___ MATERIAL SHOWN ___
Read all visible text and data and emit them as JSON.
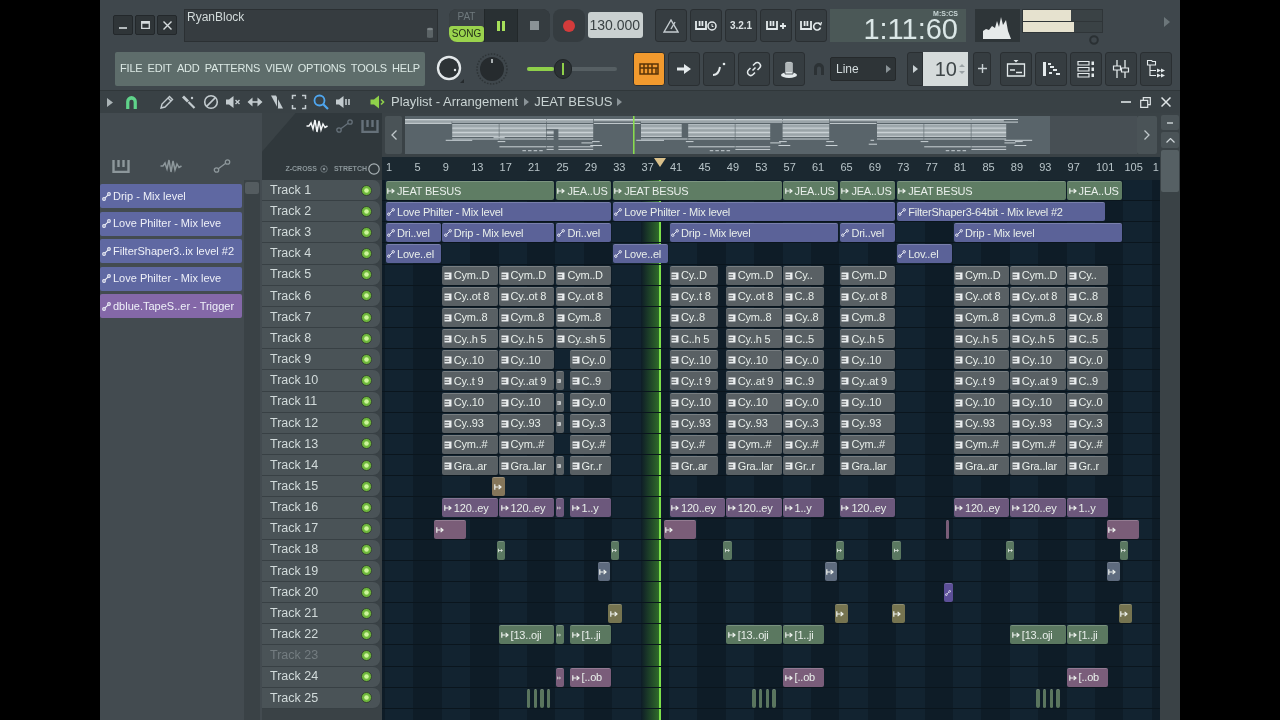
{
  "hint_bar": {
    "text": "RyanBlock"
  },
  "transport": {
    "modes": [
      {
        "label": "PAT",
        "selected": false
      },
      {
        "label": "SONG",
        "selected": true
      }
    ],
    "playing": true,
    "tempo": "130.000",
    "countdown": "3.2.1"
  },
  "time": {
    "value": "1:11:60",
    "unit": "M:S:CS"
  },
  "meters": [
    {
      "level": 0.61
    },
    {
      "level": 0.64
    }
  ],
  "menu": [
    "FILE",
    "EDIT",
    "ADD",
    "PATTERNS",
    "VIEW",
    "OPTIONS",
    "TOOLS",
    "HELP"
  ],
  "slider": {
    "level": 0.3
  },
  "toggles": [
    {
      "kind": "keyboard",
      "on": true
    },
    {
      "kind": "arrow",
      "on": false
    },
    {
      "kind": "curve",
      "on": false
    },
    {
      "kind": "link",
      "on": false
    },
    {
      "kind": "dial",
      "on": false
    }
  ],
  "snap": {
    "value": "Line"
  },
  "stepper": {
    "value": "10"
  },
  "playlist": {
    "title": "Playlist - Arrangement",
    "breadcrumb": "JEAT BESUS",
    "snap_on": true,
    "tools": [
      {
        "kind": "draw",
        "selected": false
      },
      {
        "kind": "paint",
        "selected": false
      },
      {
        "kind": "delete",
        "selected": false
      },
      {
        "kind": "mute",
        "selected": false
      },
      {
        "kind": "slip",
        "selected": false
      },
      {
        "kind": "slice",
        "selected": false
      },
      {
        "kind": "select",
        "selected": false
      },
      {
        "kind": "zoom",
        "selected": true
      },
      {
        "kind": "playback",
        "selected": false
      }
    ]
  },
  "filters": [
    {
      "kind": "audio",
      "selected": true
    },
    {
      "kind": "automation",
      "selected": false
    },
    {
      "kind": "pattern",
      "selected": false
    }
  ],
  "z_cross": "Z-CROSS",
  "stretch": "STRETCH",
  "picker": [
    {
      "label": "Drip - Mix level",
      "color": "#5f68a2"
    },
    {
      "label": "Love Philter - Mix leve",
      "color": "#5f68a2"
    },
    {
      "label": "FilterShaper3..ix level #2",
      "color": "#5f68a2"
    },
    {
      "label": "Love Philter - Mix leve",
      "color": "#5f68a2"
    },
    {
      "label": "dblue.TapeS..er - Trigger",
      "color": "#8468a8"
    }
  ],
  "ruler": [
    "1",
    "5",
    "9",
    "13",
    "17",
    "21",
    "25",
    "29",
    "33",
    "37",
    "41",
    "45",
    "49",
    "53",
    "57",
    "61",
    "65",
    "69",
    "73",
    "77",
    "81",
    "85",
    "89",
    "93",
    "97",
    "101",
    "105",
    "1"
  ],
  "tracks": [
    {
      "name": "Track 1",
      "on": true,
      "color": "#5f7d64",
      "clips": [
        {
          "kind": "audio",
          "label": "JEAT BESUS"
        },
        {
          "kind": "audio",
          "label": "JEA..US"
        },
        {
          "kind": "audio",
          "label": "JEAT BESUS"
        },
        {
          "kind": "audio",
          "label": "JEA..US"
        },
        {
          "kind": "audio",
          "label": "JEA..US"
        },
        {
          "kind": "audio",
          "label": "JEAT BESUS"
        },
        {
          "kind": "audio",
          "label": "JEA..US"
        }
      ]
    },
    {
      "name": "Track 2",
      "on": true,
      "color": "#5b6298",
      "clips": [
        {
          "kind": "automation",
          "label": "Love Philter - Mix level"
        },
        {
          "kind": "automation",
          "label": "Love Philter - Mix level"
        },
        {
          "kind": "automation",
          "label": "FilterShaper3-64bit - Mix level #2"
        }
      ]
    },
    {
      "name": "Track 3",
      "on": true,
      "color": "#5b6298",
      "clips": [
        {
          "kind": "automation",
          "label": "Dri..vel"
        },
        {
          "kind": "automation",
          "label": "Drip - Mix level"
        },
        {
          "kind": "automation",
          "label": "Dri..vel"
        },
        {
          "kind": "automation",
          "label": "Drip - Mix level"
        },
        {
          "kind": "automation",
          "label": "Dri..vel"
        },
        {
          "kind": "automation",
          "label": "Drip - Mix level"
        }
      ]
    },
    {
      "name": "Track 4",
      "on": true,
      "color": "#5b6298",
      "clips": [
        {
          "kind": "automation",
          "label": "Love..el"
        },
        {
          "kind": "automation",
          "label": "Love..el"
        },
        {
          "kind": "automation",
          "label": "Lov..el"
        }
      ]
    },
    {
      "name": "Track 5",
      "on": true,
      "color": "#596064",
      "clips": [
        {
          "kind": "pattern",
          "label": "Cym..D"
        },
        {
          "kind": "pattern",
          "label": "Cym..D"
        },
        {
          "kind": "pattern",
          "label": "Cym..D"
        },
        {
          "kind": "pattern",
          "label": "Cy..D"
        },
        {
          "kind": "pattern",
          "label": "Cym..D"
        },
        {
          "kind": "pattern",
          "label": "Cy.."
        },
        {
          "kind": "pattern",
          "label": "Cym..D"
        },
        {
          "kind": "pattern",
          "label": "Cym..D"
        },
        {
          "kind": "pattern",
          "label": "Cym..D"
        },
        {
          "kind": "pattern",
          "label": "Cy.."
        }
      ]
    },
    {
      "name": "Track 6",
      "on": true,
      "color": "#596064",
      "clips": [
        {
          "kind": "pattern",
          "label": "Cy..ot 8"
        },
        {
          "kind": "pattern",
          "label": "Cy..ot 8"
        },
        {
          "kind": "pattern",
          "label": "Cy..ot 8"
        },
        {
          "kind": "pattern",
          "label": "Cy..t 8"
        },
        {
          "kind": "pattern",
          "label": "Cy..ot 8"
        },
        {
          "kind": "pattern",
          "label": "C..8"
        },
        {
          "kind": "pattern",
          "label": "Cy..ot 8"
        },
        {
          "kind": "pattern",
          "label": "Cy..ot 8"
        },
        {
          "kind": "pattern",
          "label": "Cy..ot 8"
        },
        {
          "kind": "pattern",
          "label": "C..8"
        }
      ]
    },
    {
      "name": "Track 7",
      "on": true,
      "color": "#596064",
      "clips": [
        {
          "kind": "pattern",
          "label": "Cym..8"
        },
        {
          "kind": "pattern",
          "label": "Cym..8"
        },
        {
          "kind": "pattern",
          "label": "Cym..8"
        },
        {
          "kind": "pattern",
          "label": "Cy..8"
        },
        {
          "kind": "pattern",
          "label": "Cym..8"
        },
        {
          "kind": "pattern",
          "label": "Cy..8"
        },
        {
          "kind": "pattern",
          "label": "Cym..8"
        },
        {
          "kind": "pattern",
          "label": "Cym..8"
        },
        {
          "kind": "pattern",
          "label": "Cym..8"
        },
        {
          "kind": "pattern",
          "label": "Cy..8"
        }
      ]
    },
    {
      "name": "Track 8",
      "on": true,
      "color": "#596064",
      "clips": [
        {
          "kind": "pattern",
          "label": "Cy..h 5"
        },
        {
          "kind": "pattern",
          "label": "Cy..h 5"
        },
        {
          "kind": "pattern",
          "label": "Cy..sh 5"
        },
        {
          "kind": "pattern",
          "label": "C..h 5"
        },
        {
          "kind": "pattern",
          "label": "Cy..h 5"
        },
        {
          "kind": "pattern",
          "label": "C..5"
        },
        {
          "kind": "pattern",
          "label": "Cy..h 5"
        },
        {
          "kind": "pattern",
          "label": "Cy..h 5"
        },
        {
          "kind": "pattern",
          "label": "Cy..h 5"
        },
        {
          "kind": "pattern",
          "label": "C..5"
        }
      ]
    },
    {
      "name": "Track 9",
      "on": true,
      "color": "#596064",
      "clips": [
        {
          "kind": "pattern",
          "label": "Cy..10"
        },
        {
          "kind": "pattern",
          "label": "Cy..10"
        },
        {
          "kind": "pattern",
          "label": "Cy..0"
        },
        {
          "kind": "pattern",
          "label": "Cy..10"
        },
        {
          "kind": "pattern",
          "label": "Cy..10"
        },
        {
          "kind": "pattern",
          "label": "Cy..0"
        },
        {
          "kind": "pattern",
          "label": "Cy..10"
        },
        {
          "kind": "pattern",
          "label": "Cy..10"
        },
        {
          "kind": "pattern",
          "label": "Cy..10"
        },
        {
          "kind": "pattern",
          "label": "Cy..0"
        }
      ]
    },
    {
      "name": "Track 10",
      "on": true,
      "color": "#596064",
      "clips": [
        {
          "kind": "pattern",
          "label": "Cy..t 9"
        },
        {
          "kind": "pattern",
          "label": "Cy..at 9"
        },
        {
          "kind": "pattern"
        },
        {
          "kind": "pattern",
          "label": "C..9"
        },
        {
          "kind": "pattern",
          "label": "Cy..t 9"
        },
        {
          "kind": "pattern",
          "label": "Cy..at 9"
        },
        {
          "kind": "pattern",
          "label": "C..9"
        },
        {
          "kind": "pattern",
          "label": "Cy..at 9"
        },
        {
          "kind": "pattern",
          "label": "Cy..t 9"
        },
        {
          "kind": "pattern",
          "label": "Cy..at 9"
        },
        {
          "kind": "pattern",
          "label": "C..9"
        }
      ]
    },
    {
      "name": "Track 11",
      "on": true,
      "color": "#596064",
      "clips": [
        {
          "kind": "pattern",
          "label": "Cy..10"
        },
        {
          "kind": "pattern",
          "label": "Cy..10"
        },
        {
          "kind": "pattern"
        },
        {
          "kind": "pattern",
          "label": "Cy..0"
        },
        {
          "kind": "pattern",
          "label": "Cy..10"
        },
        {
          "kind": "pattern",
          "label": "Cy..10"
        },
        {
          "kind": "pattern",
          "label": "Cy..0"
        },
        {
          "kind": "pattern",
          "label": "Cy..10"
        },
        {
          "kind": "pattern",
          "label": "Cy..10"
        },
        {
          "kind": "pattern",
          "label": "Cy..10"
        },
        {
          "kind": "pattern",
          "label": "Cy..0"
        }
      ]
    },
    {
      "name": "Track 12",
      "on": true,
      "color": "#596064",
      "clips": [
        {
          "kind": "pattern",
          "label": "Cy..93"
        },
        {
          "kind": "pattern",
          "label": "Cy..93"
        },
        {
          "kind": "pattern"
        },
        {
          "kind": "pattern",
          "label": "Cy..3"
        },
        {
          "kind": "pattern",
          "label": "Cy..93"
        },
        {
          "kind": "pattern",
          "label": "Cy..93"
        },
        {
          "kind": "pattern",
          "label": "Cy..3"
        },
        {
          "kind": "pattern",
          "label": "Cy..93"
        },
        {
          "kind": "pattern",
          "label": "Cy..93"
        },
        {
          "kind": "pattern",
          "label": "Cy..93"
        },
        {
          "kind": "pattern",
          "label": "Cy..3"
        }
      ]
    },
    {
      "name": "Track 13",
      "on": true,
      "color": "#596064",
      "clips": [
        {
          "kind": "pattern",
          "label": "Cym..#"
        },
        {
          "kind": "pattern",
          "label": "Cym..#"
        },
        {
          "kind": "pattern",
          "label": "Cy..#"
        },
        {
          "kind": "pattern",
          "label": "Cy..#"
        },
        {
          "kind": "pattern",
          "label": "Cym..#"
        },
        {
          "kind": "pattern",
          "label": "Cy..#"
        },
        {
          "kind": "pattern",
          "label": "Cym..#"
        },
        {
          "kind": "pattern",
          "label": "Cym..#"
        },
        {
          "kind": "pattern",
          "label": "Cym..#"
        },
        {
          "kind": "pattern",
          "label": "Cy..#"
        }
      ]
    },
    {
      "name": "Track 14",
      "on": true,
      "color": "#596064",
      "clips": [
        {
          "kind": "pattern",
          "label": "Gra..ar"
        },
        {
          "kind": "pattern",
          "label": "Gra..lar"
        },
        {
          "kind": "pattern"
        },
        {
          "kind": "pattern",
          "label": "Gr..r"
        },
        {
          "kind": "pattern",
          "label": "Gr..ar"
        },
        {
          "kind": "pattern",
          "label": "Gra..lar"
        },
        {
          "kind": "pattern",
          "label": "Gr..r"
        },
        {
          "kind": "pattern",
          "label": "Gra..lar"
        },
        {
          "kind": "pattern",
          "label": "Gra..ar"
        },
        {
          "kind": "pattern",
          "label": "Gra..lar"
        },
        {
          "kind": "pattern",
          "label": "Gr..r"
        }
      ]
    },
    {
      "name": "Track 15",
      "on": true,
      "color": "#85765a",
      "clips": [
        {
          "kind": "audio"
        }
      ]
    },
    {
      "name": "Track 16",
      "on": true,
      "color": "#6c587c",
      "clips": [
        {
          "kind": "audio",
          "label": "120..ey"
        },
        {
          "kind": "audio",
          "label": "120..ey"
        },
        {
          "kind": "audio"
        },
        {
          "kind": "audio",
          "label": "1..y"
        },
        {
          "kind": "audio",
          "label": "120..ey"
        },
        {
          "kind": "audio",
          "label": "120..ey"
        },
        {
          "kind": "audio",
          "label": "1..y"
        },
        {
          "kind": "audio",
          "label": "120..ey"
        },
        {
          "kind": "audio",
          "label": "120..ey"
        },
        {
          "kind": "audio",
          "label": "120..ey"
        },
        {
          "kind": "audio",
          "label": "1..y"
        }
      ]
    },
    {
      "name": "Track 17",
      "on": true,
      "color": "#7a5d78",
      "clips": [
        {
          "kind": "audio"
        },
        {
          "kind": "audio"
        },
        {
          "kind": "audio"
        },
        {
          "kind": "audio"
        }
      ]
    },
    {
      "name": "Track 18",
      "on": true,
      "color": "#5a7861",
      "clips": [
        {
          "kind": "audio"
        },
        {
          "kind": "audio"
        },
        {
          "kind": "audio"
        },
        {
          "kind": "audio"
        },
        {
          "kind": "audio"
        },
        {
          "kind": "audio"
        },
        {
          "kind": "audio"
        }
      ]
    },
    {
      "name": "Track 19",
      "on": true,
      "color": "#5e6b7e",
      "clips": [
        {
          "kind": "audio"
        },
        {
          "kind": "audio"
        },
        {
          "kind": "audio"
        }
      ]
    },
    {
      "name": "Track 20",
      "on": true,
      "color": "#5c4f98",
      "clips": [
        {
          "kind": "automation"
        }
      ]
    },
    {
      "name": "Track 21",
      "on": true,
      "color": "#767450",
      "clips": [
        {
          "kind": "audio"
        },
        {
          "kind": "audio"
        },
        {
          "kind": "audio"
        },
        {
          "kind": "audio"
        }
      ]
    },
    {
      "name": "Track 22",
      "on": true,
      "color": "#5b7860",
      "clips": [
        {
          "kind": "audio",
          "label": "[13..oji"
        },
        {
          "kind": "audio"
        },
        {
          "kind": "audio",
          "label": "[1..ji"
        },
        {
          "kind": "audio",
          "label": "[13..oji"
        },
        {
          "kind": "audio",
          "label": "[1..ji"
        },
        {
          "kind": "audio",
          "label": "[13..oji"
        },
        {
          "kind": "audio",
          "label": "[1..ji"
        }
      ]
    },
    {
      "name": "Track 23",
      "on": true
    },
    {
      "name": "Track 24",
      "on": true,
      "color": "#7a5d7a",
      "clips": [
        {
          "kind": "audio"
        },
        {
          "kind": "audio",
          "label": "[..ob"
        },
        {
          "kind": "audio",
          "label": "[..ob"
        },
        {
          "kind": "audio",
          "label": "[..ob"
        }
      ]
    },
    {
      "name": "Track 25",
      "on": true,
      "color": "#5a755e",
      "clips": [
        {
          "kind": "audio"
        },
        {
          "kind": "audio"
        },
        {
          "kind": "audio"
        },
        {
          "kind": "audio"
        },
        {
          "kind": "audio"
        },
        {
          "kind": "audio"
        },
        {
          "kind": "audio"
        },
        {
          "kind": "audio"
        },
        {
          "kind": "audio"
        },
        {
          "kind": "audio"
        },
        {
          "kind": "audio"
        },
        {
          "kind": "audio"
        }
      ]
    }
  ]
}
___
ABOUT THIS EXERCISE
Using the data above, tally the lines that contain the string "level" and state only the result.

RESPONSE TO THE TASK
11